Hepatitis C

Hepatitis C is spread by exposure to contaminated blood or needles. It can lead to long-term health problems, including liver damage and liver cancer.

Unlike hepatitis A and B, there is no vaccine for hepatitis C. Lesiba said that efforts to create one are ongoing.

“Not everyone with hepatitis C will need treatment. For some people, their immune systems may be able to fight the infection well enough to clear the virus from their bodies. For people whose immune systems don’t clear the infection, medications are usually effective. Past hepatitis C treatment regimens required weekly injections with many negative side effects. Newer antiviral medications are often successful at treating the virus. They come in pill form and cause few side effects.”

Hepatitis D

Hepatitis D also known as the hepatitis delta virus can’t be contracted on its own. It can only infect people who are already infected with hepatitis B.

Hepatitis D can be acute or chronic. Acute hepatitis D occurs suddenly and typically causes more severe symptoms. It may go away on its own. If the infection lasts for six months or longer, the condition is known as chronic hepatitis D.

“Many people with the condition eventually develop cirrhosis, or severe scarring of the liver. There’s currently no cure or vaccine for hepatitis D, but it can be prevented in people who aren’t already infected with hepatitis B. Treatment may also help prevent liver failure when the condition is detected early.”

Hepatitis E

Lesiba said that hepatitis E is a short-term and self-resolving version of hepatitis but in some cases may develop into acute liver failure.

“More rarely, hepatitis E can be transmitted through indirect faecal contamination of food or water, eating products from infected animals. It can also be transmitted through blood transfusions. An infected pregnant woman can also transfer the virus to her foetus. Most cases of infection clear up on their own after a few weeks.”

Alcoholic hepatitis

Alcoholic hepatitis is the inflammation of the liver caused by drinking too much alcohol.

“Alcoholic hepatitis can occur in people who drink heavily for many years. Periods of heavy alcohol use before developing alcoholic hepatitis can range from three months to 36 years. Among people who are chronic drinkers, about 10-35% of them will develop alcoholic hepatitis in SA.”

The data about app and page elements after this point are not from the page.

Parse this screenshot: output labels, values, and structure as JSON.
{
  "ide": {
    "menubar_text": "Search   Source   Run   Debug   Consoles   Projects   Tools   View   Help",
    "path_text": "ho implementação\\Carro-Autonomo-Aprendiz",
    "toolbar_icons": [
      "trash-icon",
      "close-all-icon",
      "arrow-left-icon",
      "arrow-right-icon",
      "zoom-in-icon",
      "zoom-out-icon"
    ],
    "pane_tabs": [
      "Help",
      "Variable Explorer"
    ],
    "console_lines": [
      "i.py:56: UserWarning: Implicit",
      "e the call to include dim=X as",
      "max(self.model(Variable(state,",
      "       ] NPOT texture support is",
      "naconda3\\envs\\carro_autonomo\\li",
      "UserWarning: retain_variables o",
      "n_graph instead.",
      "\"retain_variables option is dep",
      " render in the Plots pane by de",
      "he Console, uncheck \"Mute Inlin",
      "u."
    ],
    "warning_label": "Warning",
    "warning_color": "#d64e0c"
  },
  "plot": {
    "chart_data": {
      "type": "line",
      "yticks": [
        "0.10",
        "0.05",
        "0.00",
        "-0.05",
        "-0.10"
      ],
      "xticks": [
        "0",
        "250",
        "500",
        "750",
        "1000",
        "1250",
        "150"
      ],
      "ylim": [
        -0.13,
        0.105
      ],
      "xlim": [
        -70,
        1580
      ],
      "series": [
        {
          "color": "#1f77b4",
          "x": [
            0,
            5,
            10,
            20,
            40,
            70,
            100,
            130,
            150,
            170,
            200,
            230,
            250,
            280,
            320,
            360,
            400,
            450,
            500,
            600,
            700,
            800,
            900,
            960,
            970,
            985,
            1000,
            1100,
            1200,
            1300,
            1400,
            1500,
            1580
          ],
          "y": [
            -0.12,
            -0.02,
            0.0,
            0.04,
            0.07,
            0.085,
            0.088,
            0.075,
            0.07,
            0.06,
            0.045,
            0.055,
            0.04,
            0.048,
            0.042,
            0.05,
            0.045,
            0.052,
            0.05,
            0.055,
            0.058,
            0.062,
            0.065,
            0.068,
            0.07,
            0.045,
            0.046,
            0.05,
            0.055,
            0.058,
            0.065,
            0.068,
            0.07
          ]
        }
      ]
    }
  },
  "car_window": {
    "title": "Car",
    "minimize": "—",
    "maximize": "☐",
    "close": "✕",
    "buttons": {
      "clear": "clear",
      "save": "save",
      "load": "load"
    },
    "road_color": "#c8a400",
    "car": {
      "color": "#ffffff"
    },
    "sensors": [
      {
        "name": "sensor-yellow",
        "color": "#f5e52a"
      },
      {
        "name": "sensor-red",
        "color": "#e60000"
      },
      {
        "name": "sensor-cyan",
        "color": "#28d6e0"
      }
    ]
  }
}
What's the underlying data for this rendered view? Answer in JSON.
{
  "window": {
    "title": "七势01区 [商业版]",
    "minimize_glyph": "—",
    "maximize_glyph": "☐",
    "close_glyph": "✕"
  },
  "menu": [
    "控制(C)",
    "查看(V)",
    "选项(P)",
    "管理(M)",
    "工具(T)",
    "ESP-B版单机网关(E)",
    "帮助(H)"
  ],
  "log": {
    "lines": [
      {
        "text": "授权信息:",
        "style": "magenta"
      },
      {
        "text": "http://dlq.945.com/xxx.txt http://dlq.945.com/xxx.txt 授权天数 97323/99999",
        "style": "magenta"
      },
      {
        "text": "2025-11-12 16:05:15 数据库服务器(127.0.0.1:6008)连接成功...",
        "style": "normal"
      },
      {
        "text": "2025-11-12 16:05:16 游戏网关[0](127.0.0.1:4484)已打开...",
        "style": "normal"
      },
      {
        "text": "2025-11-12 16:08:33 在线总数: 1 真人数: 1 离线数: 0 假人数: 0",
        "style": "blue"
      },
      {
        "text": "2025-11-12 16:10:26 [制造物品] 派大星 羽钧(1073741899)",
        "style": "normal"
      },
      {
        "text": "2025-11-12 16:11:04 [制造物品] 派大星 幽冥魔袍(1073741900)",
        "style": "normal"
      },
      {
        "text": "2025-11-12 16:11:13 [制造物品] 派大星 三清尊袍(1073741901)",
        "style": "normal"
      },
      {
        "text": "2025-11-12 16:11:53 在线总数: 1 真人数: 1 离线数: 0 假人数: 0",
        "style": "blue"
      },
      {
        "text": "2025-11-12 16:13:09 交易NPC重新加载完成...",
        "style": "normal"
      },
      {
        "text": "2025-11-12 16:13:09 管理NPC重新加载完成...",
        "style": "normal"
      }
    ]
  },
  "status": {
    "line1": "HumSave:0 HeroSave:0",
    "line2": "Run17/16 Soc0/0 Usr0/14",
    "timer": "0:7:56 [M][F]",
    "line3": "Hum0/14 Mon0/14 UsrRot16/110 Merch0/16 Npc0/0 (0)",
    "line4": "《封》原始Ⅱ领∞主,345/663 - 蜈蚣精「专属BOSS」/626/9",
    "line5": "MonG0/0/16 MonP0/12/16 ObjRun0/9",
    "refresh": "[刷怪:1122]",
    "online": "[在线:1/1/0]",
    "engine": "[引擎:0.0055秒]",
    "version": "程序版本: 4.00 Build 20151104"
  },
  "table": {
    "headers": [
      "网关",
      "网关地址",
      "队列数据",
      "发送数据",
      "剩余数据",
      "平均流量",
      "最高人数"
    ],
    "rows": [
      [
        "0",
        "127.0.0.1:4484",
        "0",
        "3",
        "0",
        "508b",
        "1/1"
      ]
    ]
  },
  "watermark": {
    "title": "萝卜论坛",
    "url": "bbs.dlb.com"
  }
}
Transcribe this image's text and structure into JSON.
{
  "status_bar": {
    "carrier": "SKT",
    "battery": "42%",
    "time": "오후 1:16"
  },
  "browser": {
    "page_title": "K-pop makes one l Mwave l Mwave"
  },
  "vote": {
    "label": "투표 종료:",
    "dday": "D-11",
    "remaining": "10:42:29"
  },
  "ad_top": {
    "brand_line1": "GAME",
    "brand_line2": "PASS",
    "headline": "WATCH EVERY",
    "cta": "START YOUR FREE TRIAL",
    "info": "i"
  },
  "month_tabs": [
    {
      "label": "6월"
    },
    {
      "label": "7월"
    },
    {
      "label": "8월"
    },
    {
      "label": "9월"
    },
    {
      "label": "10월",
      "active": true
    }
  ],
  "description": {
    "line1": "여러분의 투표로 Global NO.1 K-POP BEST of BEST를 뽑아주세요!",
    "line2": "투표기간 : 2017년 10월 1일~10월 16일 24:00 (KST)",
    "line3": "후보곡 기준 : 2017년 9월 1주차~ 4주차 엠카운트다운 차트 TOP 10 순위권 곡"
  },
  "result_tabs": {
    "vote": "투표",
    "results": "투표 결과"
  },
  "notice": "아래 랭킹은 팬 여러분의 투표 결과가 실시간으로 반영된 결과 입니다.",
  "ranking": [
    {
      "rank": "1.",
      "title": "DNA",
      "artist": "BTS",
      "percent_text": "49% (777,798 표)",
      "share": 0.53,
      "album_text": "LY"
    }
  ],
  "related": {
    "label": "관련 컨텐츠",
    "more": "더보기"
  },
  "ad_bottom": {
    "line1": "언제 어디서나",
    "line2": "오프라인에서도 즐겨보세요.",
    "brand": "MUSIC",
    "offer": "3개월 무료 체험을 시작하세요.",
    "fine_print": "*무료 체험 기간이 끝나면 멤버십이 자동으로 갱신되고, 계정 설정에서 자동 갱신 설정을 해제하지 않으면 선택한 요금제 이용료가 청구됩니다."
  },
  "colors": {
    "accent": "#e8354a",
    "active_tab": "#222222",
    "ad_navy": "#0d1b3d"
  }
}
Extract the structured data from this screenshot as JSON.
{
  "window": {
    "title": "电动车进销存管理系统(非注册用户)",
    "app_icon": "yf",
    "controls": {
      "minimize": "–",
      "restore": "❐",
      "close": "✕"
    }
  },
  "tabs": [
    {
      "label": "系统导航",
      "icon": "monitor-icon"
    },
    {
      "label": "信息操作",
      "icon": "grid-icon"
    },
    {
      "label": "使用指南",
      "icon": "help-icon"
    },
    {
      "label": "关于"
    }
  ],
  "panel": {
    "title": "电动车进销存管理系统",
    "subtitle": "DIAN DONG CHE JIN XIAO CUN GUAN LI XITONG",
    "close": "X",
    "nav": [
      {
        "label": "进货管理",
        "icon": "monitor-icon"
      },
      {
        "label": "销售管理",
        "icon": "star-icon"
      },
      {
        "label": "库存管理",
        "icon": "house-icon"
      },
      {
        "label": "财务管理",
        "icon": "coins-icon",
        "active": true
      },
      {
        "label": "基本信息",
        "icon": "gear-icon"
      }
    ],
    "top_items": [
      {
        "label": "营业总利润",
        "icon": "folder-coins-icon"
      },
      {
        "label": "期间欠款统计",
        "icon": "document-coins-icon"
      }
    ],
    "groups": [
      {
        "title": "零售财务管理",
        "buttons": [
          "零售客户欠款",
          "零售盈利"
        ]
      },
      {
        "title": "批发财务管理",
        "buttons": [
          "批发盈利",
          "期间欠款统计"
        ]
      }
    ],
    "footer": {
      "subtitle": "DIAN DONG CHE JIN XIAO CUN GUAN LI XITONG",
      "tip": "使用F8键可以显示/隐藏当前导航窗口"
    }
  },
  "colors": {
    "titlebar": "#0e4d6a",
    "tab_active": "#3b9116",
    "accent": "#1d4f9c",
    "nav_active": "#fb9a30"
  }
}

Lesiba said that the amount of alcohol it takes to put you at risk is currently unknown.

“But most people with the condition have a history of drinking more than 100 grams, which is equivalent to seven glasses of wine, seven beers or seven shots of spirits – daily for at least ten to 20 years. Even moderate drinkers occasionally develop alcoholic hepatitis, as do inconsistent binge drinkers.”

Alcoholic hepatitis is reversible and liver function improves over a period of time with abstinence from alcohol and supportive care. – Health-e News

About the author

Lilita Gcwabe